**Data records**
-------------------------

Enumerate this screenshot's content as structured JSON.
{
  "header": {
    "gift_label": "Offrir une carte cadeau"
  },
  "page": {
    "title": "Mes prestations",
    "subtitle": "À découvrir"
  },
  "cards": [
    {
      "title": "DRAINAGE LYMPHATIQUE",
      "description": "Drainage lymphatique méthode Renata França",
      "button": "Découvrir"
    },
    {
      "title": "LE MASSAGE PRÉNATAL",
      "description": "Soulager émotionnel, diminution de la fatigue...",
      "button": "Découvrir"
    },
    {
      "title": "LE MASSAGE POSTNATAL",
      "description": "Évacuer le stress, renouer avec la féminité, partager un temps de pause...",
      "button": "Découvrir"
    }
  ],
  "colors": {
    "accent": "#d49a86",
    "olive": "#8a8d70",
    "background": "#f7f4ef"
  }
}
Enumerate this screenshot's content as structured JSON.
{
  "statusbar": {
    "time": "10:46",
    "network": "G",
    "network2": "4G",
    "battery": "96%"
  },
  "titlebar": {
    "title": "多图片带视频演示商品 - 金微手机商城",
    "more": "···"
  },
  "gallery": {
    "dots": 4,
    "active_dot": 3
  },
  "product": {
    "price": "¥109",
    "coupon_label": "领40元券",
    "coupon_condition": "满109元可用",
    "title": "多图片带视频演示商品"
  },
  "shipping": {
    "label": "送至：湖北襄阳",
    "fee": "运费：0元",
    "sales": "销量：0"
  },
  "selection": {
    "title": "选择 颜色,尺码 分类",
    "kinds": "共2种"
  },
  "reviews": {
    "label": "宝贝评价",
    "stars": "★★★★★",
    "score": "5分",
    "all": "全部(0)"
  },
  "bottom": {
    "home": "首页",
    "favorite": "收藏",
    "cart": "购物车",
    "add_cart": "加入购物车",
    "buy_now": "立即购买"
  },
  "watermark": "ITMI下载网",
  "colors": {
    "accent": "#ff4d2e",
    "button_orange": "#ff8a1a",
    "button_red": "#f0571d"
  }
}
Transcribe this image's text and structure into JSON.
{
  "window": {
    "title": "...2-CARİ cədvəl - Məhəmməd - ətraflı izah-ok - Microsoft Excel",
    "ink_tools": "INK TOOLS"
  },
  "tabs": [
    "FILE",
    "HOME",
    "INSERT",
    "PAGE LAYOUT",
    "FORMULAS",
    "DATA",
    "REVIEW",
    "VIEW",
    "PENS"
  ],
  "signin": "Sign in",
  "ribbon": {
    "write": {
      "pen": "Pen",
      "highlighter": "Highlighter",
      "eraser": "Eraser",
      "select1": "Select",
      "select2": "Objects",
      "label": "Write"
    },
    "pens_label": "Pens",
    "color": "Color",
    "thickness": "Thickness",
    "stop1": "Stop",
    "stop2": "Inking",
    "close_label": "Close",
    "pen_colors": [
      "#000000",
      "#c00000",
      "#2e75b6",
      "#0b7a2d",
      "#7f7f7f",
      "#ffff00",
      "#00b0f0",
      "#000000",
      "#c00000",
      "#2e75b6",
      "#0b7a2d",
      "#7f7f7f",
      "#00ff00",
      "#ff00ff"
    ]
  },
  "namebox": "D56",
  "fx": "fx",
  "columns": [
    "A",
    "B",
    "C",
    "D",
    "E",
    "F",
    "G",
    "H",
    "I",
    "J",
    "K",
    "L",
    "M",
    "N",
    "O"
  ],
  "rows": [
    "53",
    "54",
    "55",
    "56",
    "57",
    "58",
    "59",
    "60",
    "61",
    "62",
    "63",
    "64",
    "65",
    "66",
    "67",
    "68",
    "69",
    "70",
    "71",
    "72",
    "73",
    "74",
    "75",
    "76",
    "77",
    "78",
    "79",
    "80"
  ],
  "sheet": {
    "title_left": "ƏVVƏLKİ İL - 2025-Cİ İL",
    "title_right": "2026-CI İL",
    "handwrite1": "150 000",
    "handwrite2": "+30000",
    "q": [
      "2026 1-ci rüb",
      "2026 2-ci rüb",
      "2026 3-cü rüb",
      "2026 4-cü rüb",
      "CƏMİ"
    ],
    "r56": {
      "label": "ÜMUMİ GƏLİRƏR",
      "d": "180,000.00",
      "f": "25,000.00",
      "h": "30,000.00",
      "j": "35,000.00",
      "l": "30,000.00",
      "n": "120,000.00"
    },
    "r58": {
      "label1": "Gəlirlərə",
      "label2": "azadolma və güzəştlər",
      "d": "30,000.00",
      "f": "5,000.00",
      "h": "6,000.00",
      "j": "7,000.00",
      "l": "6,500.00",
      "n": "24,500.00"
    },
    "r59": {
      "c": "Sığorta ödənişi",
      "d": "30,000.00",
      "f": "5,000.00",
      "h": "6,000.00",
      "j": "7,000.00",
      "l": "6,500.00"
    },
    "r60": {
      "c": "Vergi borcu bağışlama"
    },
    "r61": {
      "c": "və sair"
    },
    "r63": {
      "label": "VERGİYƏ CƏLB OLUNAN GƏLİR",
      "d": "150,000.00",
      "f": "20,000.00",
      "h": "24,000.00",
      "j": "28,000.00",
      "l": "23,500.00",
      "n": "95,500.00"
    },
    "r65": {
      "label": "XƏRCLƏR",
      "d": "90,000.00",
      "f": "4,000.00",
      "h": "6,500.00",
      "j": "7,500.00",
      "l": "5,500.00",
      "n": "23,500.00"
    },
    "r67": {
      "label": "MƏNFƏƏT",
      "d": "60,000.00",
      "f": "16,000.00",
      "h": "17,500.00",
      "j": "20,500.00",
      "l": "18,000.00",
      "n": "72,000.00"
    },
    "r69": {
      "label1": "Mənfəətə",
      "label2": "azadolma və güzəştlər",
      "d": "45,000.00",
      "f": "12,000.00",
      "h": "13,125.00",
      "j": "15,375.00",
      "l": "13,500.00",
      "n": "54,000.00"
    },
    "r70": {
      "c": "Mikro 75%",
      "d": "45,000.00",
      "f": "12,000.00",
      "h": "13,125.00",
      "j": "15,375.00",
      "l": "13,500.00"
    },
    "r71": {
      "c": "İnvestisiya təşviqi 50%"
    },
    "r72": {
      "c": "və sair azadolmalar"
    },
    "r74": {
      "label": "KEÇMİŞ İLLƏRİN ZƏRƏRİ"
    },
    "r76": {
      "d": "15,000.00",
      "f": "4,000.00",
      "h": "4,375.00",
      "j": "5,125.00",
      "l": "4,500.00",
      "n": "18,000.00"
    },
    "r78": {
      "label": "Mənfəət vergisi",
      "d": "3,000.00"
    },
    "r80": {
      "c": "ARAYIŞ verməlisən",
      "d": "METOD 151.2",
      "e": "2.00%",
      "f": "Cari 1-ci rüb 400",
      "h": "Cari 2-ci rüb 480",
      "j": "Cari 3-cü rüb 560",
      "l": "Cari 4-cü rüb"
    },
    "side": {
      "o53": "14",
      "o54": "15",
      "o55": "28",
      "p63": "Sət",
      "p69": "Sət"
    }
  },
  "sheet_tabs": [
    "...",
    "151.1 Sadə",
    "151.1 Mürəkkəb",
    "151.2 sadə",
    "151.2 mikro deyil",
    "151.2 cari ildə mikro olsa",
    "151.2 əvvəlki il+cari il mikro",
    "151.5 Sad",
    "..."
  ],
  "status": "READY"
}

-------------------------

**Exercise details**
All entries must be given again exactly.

**Solved exercise**
Enumerate this screenshot's content as structured JSON.
{
  "header": {
    "gift_label": "Offrir une carte cadeau"
  },
  "page": {
    "title": "Mes prestations",
    "subtitle": "À découvrir"
  },
  "cards": [
    {
      "title": "DRAINAGE LYMPHATIQUE",
      "description": "Drainage lymphatique méthode Renata França",
      "button": "Découvrir"
    },
    {
      "title": "LE MASSAGE PRÉNATAL",
      "description": "Soulager émotionnel, diminution de la fatigue...",
      "button": "Découvrir"
    },
    {
      "title": "LE MASSAGE POSTNATAL",
      "description": "Évacuer le stress, renouer avec la féminité, partager un temps de pause...",
      "button": "Découvrir"
    }
  ],
  "colors": {
    "accent": "#d49a86",
    "olive": "#8a8d70",
    "background": "#f7f4ef"
  }
}
Enumerate this screenshot's content as structured JSON.
{
  "statusbar": {
    "time": "10:46",
    "network": "G",
    "network2": "4G",
    "battery": "96%"
  },
  "titlebar": {
    "title": "多图片带视频演示商品 - 金微手机商城",
    "more": "···"
  },
  "gallery": {
    "dots": 4,
    "active_dot": 3
  },
  "product": {
    "price": "¥109",
    "coupon_label": "领40元券",
    "coupon_condition": "满109元可用",
    "title": "多图片带视频演示商品"
  },
  "shipping": {
    "label": "送至：湖北襄阳",
    "fee": "运费：0元",
    "sales": "销量：0"
  },
  "selection": {
    "title": "选择 颜色,尺码 分类",
    "kinds": "共2种"
  },
  "reviews": {
    "label": "宝贝评价",
    "stars": "★★★★★",
    "score": "5分",
    "all": "全部(0)"
  },
  "bottom": {
    "home": "首页",
    "favorite": "收藏",
    "cart": "购物车",
    "add_cart": "加入购物车",
    "buy_now": "立即购买"
  },
  "watermark": "ITMI下载网",
  "colors": {
    "accent": "#ff4d2e",
    "button_orange": "#ff8a1a",
    "button_red": "#f0571d"
  }
}
Transcribe this image's text and structure into JSON.
{
  "window": {
    "title": "...2-CARİ cədvəl - Məhəmməd - ətraflı izah-ok - Microsoft Excel",
    "ink_tools": "INK TOOLS"
  },
  "tabs": [
    "FILE",
    "HOME",
    "INSERT",
    "PAGE LAYOUT",
    "FORMULAS",
    "DATA",
    "REVIEW",
    "VIEW",
    "PENS"
  ],
  "signin": "Sign in",
  "ribbon": {
    "write": {
      "pen": "Pen",
      "highlighter": "Highlighter",
      "eraser": "Eraser",
      "select1": "Select",
      "select2": "Objects",
      "label": "Write"
    },
    "pens_label": "Pens",
    "color": "Color",
    "thickness": "Thickness",
    "stop1": "Stop",
    "stop2": "Inking",
    "close_label": "Close",
    "pen_colors": [
      "#000000",
      "#c00000",
      "#2e75b6",
      "#0b7a2d",
      "#7f7f7f",
      "#ffff00",
      "#00b0f0",
      "#000000",
      "#c00000",
      "#2e75b6",
      "#0b7a2d",
      "#7f7f7f",
      "#00ff00",
      "#ff00ff"
    ]
  },
  "namebox": "D56",
  "fx": "fx",
  "columns": [
    "A",
    "B",
    "C",
    "D",
    "E",
    "F",
    "G",
    "H",
    "I",
    "J",
    "K",
    "L",
    "M",
    "N",
    "O"
  ],
  "rows": [
    "53",
    "54",
    "55",
    "56",
    "57",
    "58",
    "59",
    "60",
    "61",
    "62",
    "63",
    "64",
    "65",
    "66",
    "67",
    "68",
    "69",
    "70",
    "71",
    "72",
    "73",
    "74",
    "75",
    "76",
    "77",
    "78",
    "79",
    "80"
  ],
  "sheet": {
    "title_left": "ƏVVƏLKİ İL - 2025-Cİ İL",
    "title_right": "2026-CI İL",
    "handwrite1": "150 000",
    "handwrite2": "+30000",
    "q": [
      "2026 1-ci rüb",
      "2026 2-ci rüb",
      "2026 3-cü rüb",
      "2026 4-cü rüb",
      "CƏMİ"
    ],
    "r56": {
      "label": "ÜMUMİ GƏLİRƏR",
      "d": "180,000.00",
      "f": "25,000.00",
      "h": "30,000.00",
      "j": "35,000.00",
      "l": "30,000.00",
      "n": "120,000.00"
    },
    "r58": {
      "label1": "Gəlirlərə",
      "label2": "azadolma və güzəştlər",
      "d": "30,000.00",
      "f": "5,000.00",
      "h": "6,000.00",
      "j": "7,000.00",
      "l": "6,500.00",
      "n": "24,500.00"
    },
    "r59": {
      "c": "Sığorta ödənişi",
      "d": "30,000.00",
      "f": "5,000.00",
      "h": "6,000.00",
      "j": "7,000.00",
      "l": "6,500.00"
    },
    "r60": {
      "c": "Vergi borcu bağışlama"
    },
    "r61": {
      "c": "və sair"
    },
    "r63": {
      "label": "VERGİYƏ CƏLB OLUNAN GƏLİR",
      "d": "150,000.00",
      "f": "20,000.00",
      "h": "24,000.00",
      "j": "28,000.00",
      "l": "23,500.00",
      "n": "95,500.00"
    },
    "r65": {
      "label": "XƏRCLƏR",
      "d": "90,000.00",
      "f": "4,000.00",
      "h": "6,500.00",
      "j": "7,500.00",
      "l": "5,500.00",
      "n": "23,500.00"
    },
    "r67": {
      "label": "MƏNFƏƏT",
      "d": "60,000.00",
      "f": "16,000.00",
      "h": "17,500.00",
      "j": "20,500.00",
      "l": "18,000.00",
      "n": "72,000.00"
    },
    "r69": {
      "label1": "Mənfəətə",
      "label2": "azadolma və güzəştlər",
      "d": "45,000.00",
      "f": "12,000.00",
      "h": "13,125.00",
      "j": "15,375.00",
      "l": "13,500.00",
      "n": "54,000.00"
    },
    "r70": {
      "c": "Mikro 75%",
      "d": "45,000.00",
      "f": "12,000.00",
      "h": "13,125.00",
      "j": "15,375.00",
      "l": "13,500.00"
    },
    "r71": {
      "c": "İnvestisiya təşviqi 50%"
    },
    "r72": {
      "c": "və sair azadolmalar"
    },
    "r74": {
      "label": "KEÇMİŞ İLLƏRİN ZƏRƏRİ"
    },
    "r76": {
      "d": "15,000.00",
      "f": "4,000.00",
      "h": "4,375.00",
      "j": "5,125.00",
      "l": "4,500.00",
      "n": "18,000.00"
    },
    "r78": {
      "label": "Mənfəət vergisi",
      "d": "3,000.00"
    },
    "r80": {
      "c": "ARAYIŞ verməlisən",
      "d": "METOD 151.2",
      "e": "2.00%",
      "f": "Cari 1-ci rüb 400",
      "h": "Cari 2-ci rüb 480",
      "j": "Cari 3-cü rüb 560",
      "l": "Cari 4-cü rüb"
    },
    "side": {
      "o53": "14",
      "o54": "15",
      "o55": "28",
      "p63": "Sət",
      "p69": "Sət"
    }
  },
  "sheet_tabs": [
    "...",
    "151.1 Sadə",
    "151.1 Mürəkkəb",
    "151.2 sadə",
    "151.2 mikro deyil",
    "151.2 cari ildə mikro olsa",
    "151.2 əvvəlki il+cari il mikro",
    "151.5 Sad",
    "..."
  ],
  "status": "READY"
}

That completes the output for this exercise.